The U.S. Forest Service Northern Region has conducted bat surveys each year during 2005-2007 to gather information on the distribution and status of bats on Forest Service lands in Montana. During 2005, 57 sites were surveyed on selected National Forest (NF) Ranger Districts (RD); the 2005 field season provided information for areas previously without documented bat activity and resulted in numerous new county records for several species. In 2006, with an increased number of surveyors, 75 new sites were surveyed using both mist-net and acoustic sampling methods. A pilot project was undertaken following the 2006 field season to investigate bat detection probabilities for surveys using more than one detection method (mistnetting and acoustic sampling). During the 2007 field season, 87 new sites were surveyed: 59 acoustically, 28 mist-netted. Areas targeted for survey included RDs and/or backcountry areas of select RDs lacking any survey coverage. These included the Dillon, Jefferson, Madison, Pintler, Wisdom, and Wise River RDs of the Beaverhead-Deerlodge NF; the Ashland and Beartooth RDs of the Custer NF; Glacier View, Hungry Horse, Spotted Bear, Swan Lake, and Tally Lake RDs of the Flathead NF; the Gardiner RD of the Gallatin NF; the Rocky Mountain RD of the Lewis and Clark NF; and the Seeley Lake and Superior RDs of the Lolo NF. Ten species of bats, represented by 218 individuals, were captured by mist-net during mid June-late August 2007. Species captured included Little Brown Myotis (Myotis lucifugus), Western Long-eared Myotis (M. evotis), Long-legged Myotis (M. volans), California Myotis (M californicus), Big Brown Bat (Eptesicus fuscus), Hoary Bat (Lasiurus cinereus), Silver-haired Bat (Lasionycteris noctivagans), Townsend's Big-eared Bat (Corynorhinus townsendii), Eastern Red Bat (Lasiurus borealis), and Pallid Bat (Antrozous pallidus); the latter two are the first of their respective species to be detected by any method during the first three years of the USFS Northern Region inventory. Call analysis on the 2007 acoustic surveys has not been completed at the time this report was prepared. Genetic analysis is needed to confirm tentative identifications of some Myotis taxa at several netting sites. No bats were detected at ten sites and are not included in the total number of site surveys for 2007. The 2007 surveys filled important gaps in documented bat distributions in Montana, as well as on Ranger Districts formerly lacking any surveys. However, a summary of all existing Northern Region bat records continues to show large distribution gaps for all species, underscoring the need for additional surveys. In particular, large portions of the Bitterroot, Flathead, Gallatin, Kootenai, and Lewis and Clark National Forests lack records for any bat species or any recently documented activity. Up-to-date distribution maps for Montana's species can be queried and viewed with a variety of map layers on the Montana Natural Heritage Program's TRACKER website at: http://mtnhp.org/Tracker. Morphometric data collected in Montana, Idaho, and South Dakota during 2005-2007 were comparable with previously documented measurements in the region, although a few records were outside the limits of published ranges. For the eight species where a significant difference was detected, females exceeded males in mean forearm length in all but Western Long-eared Myotis. Mean weight and ear length were not clearly differentiated by sex. Data collected from captured bats during the USFS Northern Region surveys can help identify regional differences in bat morphometrics, supplement regional natural history information, and assist in refining in-hand identification techniques.

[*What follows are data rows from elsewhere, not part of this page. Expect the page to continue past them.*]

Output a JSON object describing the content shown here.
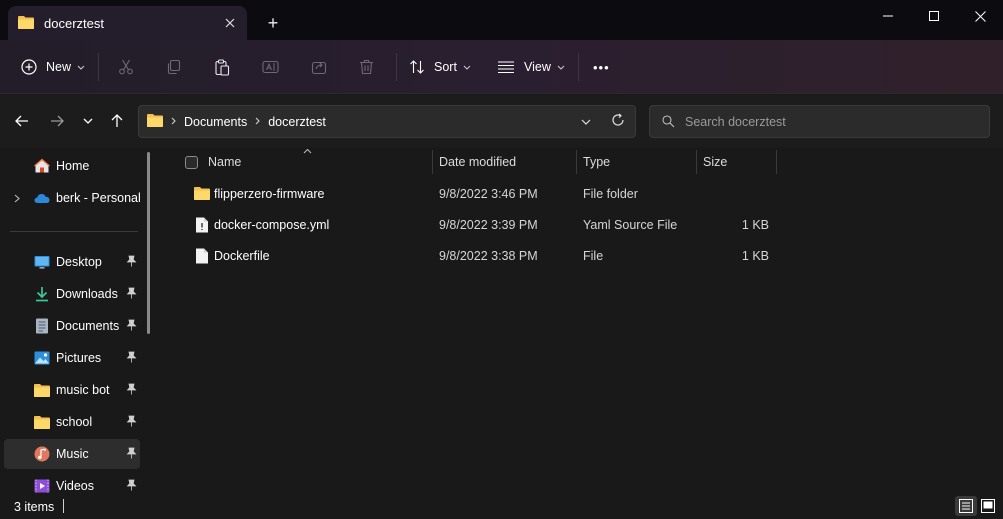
{
  "window": {
    "tab_title": "docerztest",
    "new_tab_symbol": "+"
  },
  "toolbar": {
    "new_label": "New",
    "sort_label": "Sort",
    "view_label": "View",
    "more_label": "•••"
  },
  "address": {
    "crumbs": [
      "Documents",
      "docerztest"
    ],
    "search_placeholder": "Search docerztest"
  },
  "sidebar": {
    "items": [
      {
        "label": "Home",
        "icon": "home-icon"
      },
      {
        "label": "berk - Personal",
        "icon": "onedrive-cloud-icon"
      },
      {
        "label": "Desktop",
        "icon": "desktop-icon",
        "pinned": true
      },
      {
        "label": "Downloads",
        "icon": "download-icon",
        "pinned": true
      },
      {
        "label": "Documents",
        "icon": "documents-icon",
        "pinned": true
      },
      {
        "label": "Pictures",
        "icon": "pictures-icon",
        "pinned": true
      },
      {
        "label": "music bot",
        "icon": "folder-icon",
        "pinned": true
      },
      {
        "label": "school",
        "icon": "folder-icon",
        "pinned": true
      },
      {
        "label": "Music",
        "icon": "music-icon",
        "pinned": true,
        "selected": true
      },
      {
        "label": "Videos",
        "icon": "videos-icon",
        "pinned": true
      }
    ]
  },
  "columns": {
    "name": "Name",
    "date": "Date modified",
    "type": "Type",
    "size": "Size"
  },
  "files": [
    {
      "name": "flipperzero-firmware",
      "date": "9/8/2022 3:46 PM",
      "type": "File folder",
      "size": "",
      "icon": "folder-icon"
    },
    {
      "name": "docker-compose.yml",
      "date": "9/8/2022 3:39 PM",
      "type": "Yaml Source File",
      "size": "1 KB",
      "icon": "yaml-file-icon"
    },
    {
      "name": "Dockerfile",
      "date": "9/8/2022 3:38 PM",
      "type": "File",
      "size": "1 KB",
      "icon": "file-icon"
    }
  ],
  "status": {
    "item_count": "3 items"
  },
  "colors": {
    "folder": "#f4c04e",
    "accent": "#4cc2ff",
    "background": "#191919"
  }
}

Report includes 1)inventory results of the 2007 field season, 2) summary of grid cell coverage for the effort to date (2005-2007), and 3) analysis of all standard morphometric traits taken from bats captured during 2005-2007, with discussion of their utility for making species determinations.